Problem description — Copy out the entries below precisely; nothing is to be omitted.

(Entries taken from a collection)
* * *

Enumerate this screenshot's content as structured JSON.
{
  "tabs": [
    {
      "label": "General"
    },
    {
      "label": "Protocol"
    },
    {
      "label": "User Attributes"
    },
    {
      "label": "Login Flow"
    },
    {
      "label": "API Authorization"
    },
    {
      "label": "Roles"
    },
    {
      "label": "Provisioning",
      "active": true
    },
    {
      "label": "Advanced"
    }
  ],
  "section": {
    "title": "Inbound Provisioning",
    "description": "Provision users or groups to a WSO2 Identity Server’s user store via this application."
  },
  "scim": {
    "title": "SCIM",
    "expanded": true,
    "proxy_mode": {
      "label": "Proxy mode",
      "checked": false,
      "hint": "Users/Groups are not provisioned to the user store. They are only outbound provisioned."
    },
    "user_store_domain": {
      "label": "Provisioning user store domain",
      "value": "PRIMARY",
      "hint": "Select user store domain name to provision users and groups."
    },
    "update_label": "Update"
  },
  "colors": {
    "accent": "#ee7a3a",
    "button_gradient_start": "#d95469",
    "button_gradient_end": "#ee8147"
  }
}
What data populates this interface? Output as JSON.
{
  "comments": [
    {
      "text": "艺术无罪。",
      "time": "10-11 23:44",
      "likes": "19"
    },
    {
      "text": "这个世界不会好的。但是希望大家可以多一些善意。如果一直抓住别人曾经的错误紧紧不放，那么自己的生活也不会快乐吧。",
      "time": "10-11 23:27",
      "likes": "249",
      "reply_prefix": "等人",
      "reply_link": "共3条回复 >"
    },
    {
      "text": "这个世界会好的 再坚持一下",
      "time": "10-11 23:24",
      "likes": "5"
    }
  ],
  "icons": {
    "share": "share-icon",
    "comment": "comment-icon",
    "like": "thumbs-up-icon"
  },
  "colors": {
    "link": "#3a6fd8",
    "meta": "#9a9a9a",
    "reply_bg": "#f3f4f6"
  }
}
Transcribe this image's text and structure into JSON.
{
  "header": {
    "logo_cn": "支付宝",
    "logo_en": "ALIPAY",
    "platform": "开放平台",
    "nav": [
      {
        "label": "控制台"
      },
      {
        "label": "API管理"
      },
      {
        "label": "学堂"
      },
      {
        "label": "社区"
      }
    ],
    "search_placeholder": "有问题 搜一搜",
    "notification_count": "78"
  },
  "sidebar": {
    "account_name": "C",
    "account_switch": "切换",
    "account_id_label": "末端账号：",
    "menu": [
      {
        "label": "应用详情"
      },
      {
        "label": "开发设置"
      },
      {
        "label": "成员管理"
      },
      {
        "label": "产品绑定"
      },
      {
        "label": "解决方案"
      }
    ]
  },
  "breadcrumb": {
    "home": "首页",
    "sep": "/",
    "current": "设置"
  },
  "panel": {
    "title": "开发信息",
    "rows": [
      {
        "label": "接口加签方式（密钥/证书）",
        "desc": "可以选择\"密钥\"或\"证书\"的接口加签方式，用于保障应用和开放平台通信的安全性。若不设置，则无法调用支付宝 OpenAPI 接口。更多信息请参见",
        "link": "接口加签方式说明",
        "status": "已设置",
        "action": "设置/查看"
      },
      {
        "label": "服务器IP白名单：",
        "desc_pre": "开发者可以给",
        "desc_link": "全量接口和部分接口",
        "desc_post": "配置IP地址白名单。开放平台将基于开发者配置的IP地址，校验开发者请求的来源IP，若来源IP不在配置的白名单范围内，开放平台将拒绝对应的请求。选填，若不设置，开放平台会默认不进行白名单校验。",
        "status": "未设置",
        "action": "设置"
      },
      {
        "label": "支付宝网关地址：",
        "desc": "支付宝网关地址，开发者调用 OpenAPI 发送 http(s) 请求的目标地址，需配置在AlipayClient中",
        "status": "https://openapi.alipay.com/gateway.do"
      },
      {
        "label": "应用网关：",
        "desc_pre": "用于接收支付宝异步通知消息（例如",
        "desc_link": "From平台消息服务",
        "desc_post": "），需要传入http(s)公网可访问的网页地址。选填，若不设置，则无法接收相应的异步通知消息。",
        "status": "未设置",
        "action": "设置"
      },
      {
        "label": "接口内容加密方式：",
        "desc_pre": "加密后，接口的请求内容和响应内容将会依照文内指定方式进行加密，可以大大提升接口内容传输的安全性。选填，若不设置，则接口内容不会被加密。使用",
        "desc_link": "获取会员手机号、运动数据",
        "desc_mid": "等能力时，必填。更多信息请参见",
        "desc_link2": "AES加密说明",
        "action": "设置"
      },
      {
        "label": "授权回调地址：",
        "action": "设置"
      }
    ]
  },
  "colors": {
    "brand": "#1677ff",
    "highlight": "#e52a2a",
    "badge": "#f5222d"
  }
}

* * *

Result —
Enumerate this screenshot's content as structured JSON.
{
  "tabs": [
    {
      "label": "General"
    },
    {
      "label": "Protocol"
    },
    {
      "label": "User Attributes"
    },
    {
      "label": "Login Flow"
    },
    {
      "label": "API Authorization"
    },
    {
      "label": "Roles"
    },
    {
      "label": "Provisioning",
      "active": true
    },
    {
      "label": "Advanced"
    }
  ],
  "section": {
    "title": "Inbound Provisioning",
    "description": "Provision users or groups to a WSO2 Identity Server’s user store via this application."
  },
  "scim": {
    "title": "SCIM",
    "expanded": true,
    "proxy_mode": {
      "label": "Proxy mode",
      "checked": false,
      "hint": "Users/Groups are not provisioned to the user store. They are only outbound provisioned."
    },
    "user_store_domain": {
      "label": "Provisioning user store domain",
      "value": "PRIMARY",
      "hint": "Select user store domain name to provision users and groups."
    },
    "update_label": "Update"
  },
  "colors": {
    "accent": "#ee7a3a",
    "button_gradient_start": "#d95469",
    "button_gradient_end": "#ee8147"
  }
}
What data populates this interface? Output as JSON.
{
  "comments": [
    {
      "text": "艺术无罪。",
      "time": "10-11 23:44",
      "likes": "19"
    },
    {
      "text": "这个世界不会好的。但是希望大家可以多一些善意。如果一直抓住别人曾经的错误紧紧不放，那么自己的生活也不会快乐吧。",
      "time": "10-11 23:27",
      "likes": "249",
      "reply_prefix": "等人",
      "reply_link": "共3条回复 >"
    },
    {
      "text": "这个世界会好的 再坚持一下",
      "time": "10-11 23:24",
      "likes": "5"
    }
  ],
  "icons": {
    "share": "share-icon",
    "comment": "comment-icon",
    "like": "thumbs-up-icon"
  },
  "colors": {
    "link": "#3a6fd8",
    "meta": "#9a9a9a",
    "reply_bg": "#f3f4f6"
  }
}
Transcribe this image's text and structure into JSON.
{
  "header": {
    "logo_cn": "支付宝",
    "logo_en": "ALIPAY",
    "platform": "开放平台",
    "nav": [
      {
        "label": "控制台"
      },
      {
        "label": "API管理"
      },
      {
        "label": "学堂"
      },
      {
        "label": "社区"
      }
    ],
    "search_placeholder": "有问题 搜一搜",
    "notification_count": "78"
  },
  "sidebar": {
    "account_name": "C",
    "account_switch": "切换",
    "account_id_label": "末端账号：",
    "menu": [
      {
        "label": "应用详情"
      },
      {
        "label": "开发设置"
      },
      {
        "label": "成员管理"
      },
      {
        "label": "产品绑定"
      },
      {
        "label": "解决方案"
      }
    ]
  },
  "breadcrumb": {
    "home": "首页",
    "sep": "/",
    "current": "设置"
  },
  "panel": {
    "title": "开发信息",
    "rows": [
      {
        "label": "接口加签方式（密钥/证书）",
        "desc": "可以选择\"密钥\"或\"证书\"的接口加签方式，用于保障应用和开放平台通信的安全性。若不设置，则无法调用支付宝 OpenAPI 接口。更多信息请参见",
        "link": "接口加签方式说明",
        "status": "已设置",
        "action": "设置/查看"
      },
      {
        "label": "服务器IP白名单：",
        "desc_pre": "开发者可以给",
        "desc_link": "全量接口和部分接口",
        "desc_post": "配置IP地址白名单。开放平台将基于开发者配置的IP地址，校验开发者请求的来源IP，若来源IP不在配置的白名单范围内，开放平台将拒绝对应的请求。选填，若不设置，开放平台会默认不进行白名单校验。",
        "status": "未设置",
        "action": "设置"
      },
      {
        "label": "支付宝网关地址：",
        "desc": "支付宝网关地址，开发者调用 OpenAPI 发送 http(s) 请求的目标地址，需配置在AlipayClient中",
        "status": "https://openapi.alipay.com/gateway.do"
      },
      {
        "label": "应用网关：",
        "desc_pre": "用于接收支付宝异步通知消息（例如",
        "desc_link": "From平台消息服务",
        "desc_post": "），需要传入http(s)公网可访问的网页地址。选填，若不设置，则无法接收相应的异步通知消息。",
        "status": "未设置",
        "action": "设置"
      },
      {
        "label": "接口内容加密方式：",
        "desc_pre": "加密后，接口的请求内容和响应内容将会依照文内指定方式进行加密，可以大大提升接口内容传输的安全性。选填，若不设置，则接口内容不会被加密。使用",
        "desc_link": "获取会员手机号、运动数据",
        "desc_mid": "等能力时，必填。更多信息请参见",
        "desc_link2": "AES加密说明",
        "action": "设置"
      },
      {
        "label": "授权回调地址：",
        "action": "设置"
      }
    ]
  },
  "colors": {
    "brand": "#1677ff",
    "highlight": "#e52a2a",
    "badge": "#f5222d"
  }
}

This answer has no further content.